By: Jessica A. Saldin
There are many issues related to education and school that must be considered as part of a divorce case. Prior blog posts have discussed some of these issues. This post is specifically focused on private schooling and how the issue may be treated as part of your divorce case. There are several questions that you may have if you are considering private schooling for your children while going through a divorce.

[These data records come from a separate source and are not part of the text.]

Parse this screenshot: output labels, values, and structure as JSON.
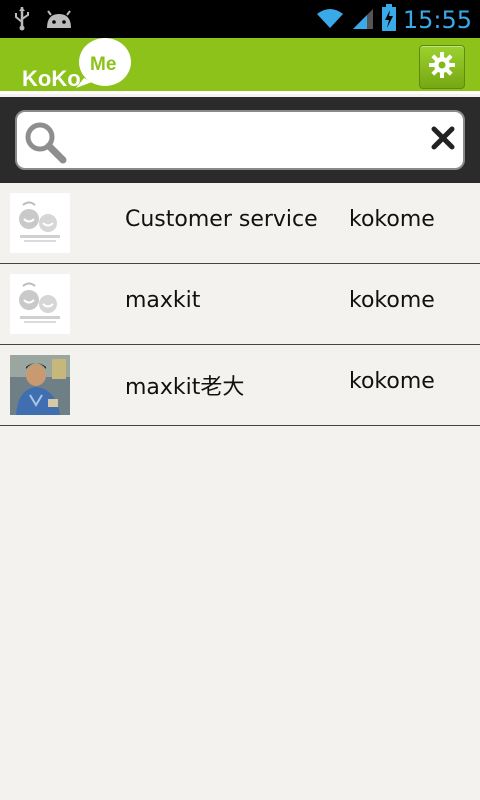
{
  "status_bar": {
    "time": "15:55",
    "icons": [
      "usb-icon",
      "android-debug-icon",
      "wifi-icon",
      "signal-icon",
      "battery-charging-icon"
    ]
  },
  "app_bar": {
    "logo_text_left": "KoKo",
    "logo_text_bubble": "Me",
    "settings_icon": "gear-icon",
    "accent_color": "#8cc21a"
  },
  "search": {
    "value": "",
    "placeholder": "",
    "search_icon": "magnifier-icon",
    "clear_icon": "close-icon"
  },
  "contacts": [
    {
      "name": "Customer service",
      "account": "kokome",
      "avatar": "kokome-logo-avatar"
    },
    {
      "name": "maxkit",
      "account": "kokome",
      "avatar": "kokome-logo-avatar"
    },
    {
      "name": "maxkit老大",
      "account": "kokome",
      "avatar": "photo-avatar"
    }
  ]
}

One of the first questions may be, “can I enroll my children in a private school?” This question is related to general questions about educational decision making responsibility. Courts in Colorado tend to find that joint decision making responsibility is in a child’s best interests unless there are specific circumstances that cause the court to find otherwise (for example, in situations of domestic violence, if one parent refuses to communicate regarding decisions, etc.). Therefore, if you already have orders delegating educational decision making responsibility, the decision of the school in which you enroll the child must be made in accordance with the delegation in your orders. If you do not have orders regarding decision making, it is always best to try to reach an agreement with the other parent. Even if there is not an order requiring joint decision making responsibility, courts prefer to see parties that try to reach decisions jointly. Simply making a unilateral decision can adversely affect the decision making orders the court eventually enters. However, you also need to keep in mind that, if you are requesting sole decision making responsibility because of domestic violence, lack of responses from the other parent, etc., if a joint decision is made on the issue that could be considered by the court as evidence that joint decision making responsibility is best for the minor child.
Ultimately if your orders require joint decision making responsibility but an agreement is not able to be reached, you can file a motion with the court asking the court to ultimately decide where the child should go to school. It is always recommended to file these motions as soon as you know there is an impasse regarding the children’s school enrollment because courts often get many school motions in late summer, right before school is to start. If the court does not have the availability to hear the issue prior to the start of school, and if one party does not give in on the school issue, the delay would impede your child’s school attendance.
If the issue has to be brought to the court to decide, the court considers a variety of factors when deciding what school the child should attended. Some of these factors include: distance from the parties’ houses (travel time for the child), cost, school rankings and test scores, and extracurricular activities and programs available. In making the argument for a private school, obviously cost may be a concern for the court. Therefore, it is important to emphasize why the proposed private school is better than the public school the children could attend at no cost. Arguments to consider include: whether there was an agreement to enroll the child at a private school in the past, whether the child’s academic performance is ahead of grade level at the public school, whether the private school offers any special programs or activities that are unique to your child’s skills and/or talents and whether your child has any learning disabilities or struggles that the private school can better assist with.
The final question is, “if my child attends private school, how are costs to be handled?” If there is no agreement as to costs, Colorado child support statute states that they are to be split between the parents in proportion to their incomes, if the private school meets the particular educational needs of the child. More simply, that means more than simply if the private school is necessary if the child has a learning disability or qualifies for a special program of education. For example, if your child has been enrolled in private school for years and, therefore, may be advanced when compared to students at the same grade level in public school, the court may find that continued private school education meets your child’s particular educational needs. Frankly, if your child had been attending private school prior to the filing of your divorce, it’s likely a court would order private schooling to continue after the divorce is done and that costs be split as per statute.
Thus, while there are many issues that relate to your child’s education as part of a divorce case, private schooling presents unique issues to consider related to the allocation of costs and reasoning for a private education.